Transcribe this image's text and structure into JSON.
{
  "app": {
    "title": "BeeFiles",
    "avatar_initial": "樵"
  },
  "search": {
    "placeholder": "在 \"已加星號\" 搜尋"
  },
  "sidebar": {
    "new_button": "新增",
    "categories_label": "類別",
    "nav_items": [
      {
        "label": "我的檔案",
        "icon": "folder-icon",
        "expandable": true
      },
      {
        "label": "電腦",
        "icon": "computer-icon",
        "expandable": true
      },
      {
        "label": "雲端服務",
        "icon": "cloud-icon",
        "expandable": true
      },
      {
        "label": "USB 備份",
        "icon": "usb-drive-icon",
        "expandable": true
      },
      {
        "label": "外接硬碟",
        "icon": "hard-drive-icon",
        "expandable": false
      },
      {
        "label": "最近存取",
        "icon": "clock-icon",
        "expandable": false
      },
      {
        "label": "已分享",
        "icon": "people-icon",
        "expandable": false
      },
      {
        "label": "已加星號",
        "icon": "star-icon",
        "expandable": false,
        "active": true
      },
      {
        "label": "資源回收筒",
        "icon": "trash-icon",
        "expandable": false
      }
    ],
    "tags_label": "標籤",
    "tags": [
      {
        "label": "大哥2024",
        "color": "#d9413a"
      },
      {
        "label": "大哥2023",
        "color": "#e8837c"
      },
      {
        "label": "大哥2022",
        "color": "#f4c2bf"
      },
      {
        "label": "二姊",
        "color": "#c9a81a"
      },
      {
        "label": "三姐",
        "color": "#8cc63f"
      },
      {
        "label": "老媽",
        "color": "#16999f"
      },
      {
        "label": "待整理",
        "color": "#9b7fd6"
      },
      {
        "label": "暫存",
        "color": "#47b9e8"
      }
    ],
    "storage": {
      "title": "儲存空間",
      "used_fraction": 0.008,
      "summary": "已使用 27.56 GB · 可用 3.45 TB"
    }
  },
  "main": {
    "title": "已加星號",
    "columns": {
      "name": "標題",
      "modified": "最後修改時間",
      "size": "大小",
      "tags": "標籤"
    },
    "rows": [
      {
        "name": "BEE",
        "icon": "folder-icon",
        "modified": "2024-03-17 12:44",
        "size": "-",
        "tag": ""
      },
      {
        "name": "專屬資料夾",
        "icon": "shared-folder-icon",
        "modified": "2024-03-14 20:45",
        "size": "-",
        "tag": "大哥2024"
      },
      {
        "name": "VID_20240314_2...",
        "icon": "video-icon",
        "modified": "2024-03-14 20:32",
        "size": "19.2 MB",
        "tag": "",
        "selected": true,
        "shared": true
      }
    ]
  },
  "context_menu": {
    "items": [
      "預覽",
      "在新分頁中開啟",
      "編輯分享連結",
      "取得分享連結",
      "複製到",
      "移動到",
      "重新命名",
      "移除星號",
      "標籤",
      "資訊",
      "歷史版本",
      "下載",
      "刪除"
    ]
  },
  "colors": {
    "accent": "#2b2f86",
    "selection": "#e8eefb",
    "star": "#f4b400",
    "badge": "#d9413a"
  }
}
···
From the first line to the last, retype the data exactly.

Exercise result:
Transcribe this image's text and structure into JSON.
{
  "app": {
    "title": "BeeFiles",
    "avatar_initial": "樵"
  },
  "search": {
    "placeholder": "在 \"已加星號\" 搜尋"
  },
  "sidebar": {
    "new_button": "新增",
    "categories_label": "類別",
    "nav_items": [
      {
        "label": "我的檔案",
        "icon": "folder-icon",
        "expandable": true
      },
      {
        "label": "電腦",
        "icon": "computer-icon",
        "expandable": true
      },
      {
        "label": "雲端服務",
        "icon": "cloud-icon",
        "expandable": true
      },
      {
        "label": "USB 備份",
        "icon": "usb-drive-icon",
        "expandable": true
      },
      {
        "label": "外接硬碟",
        "icon": "hard-drive-icon",
        "expandable": false
      },
      {
        "label": "最近存取",
        "icon": "clock-icon",
        "expandable": false
      },
      {
        "label": "已分享",
        "icon": "people-icon",
        "expandable": false
      },
      {
        "label": "已加星號",
        "icon": "star-icon",
        "expandable": false,
        "active": true
      },
      {
        "label": "資源回收筒",
        "icon": "trash-icon",
        "expandable": false
      }
    ],
    "tags_label": "標籤",
    "tags": [
      {
        "label": "大哥2024",
        "color": "#d9413a"
      },
      {
        "label": "大哥2023",
        "color": "#e8837c"
      },
      {
        "label": "大哥2022",
        "color": "#f4c2bf"
      },
      {
        "label": "二姊",
        "color": "#c9a81a"
      },
      {
        "label": "三姐",
        "color": "#8cc63f"
      },
      {
        "label": "老媽",
        "color": "#16999f"
      },
      {
        "label": "待整理",
        "color": "#9b7fd6"
      },
      {
        "label": "暫存",
        "color": "#47b9e8"
      }
    ],
    "storage": {
      "title": "儲存空間",
      "used_fraction": 0.008,
      "summary": "已使用 27.56 GB · 可用 3.45 TB"
    }
  },
  "main": {
    "title": "已加星號",
    "columns": {
      "name": "標題",
      "modified": "最後修改時間",
      "size": "大小",
      "tags": "標籤"
    },
    "rows": [
      {
        "name": "BEE",
        "icon": "folder-icon",
        "modified": "2024-03-17 12:44",
        "size": "-",
        "tag": ""
      },
      {
        "name": "專屬資料夾",
        "icon": "shared-folder-icon",
        "modified": "2024-03-14 20:45",
        "size": "-",
        "tag": "大哥2024"
      },
      {
        "name": "VID_20240314_2...",
        "icon": "video-icon",
        "modified": "2024-03-14 20:32",
        "size": "19.2 MB",
        "tag": "",
        "selected": true,
        "shared": true
      }
    ]
  },
  "context_menu": {
    "items": [
      "預覽",
      "在新分頁中開啟",
      "編輯分享連結",
      "取得分享連結",
      "複製到",
      "移動到",
      "重新命名",
      "移除星號",
      "標籤",
      "資訊",
      "歷史版本",
      "下載",
      "刪除"
    ]
  },
  "colors": {
    "accent": "#2b2f86",
    "selection": "#e8eefb",
    "star": "#f4b400",
    "badge": "#d9413a"
  }
}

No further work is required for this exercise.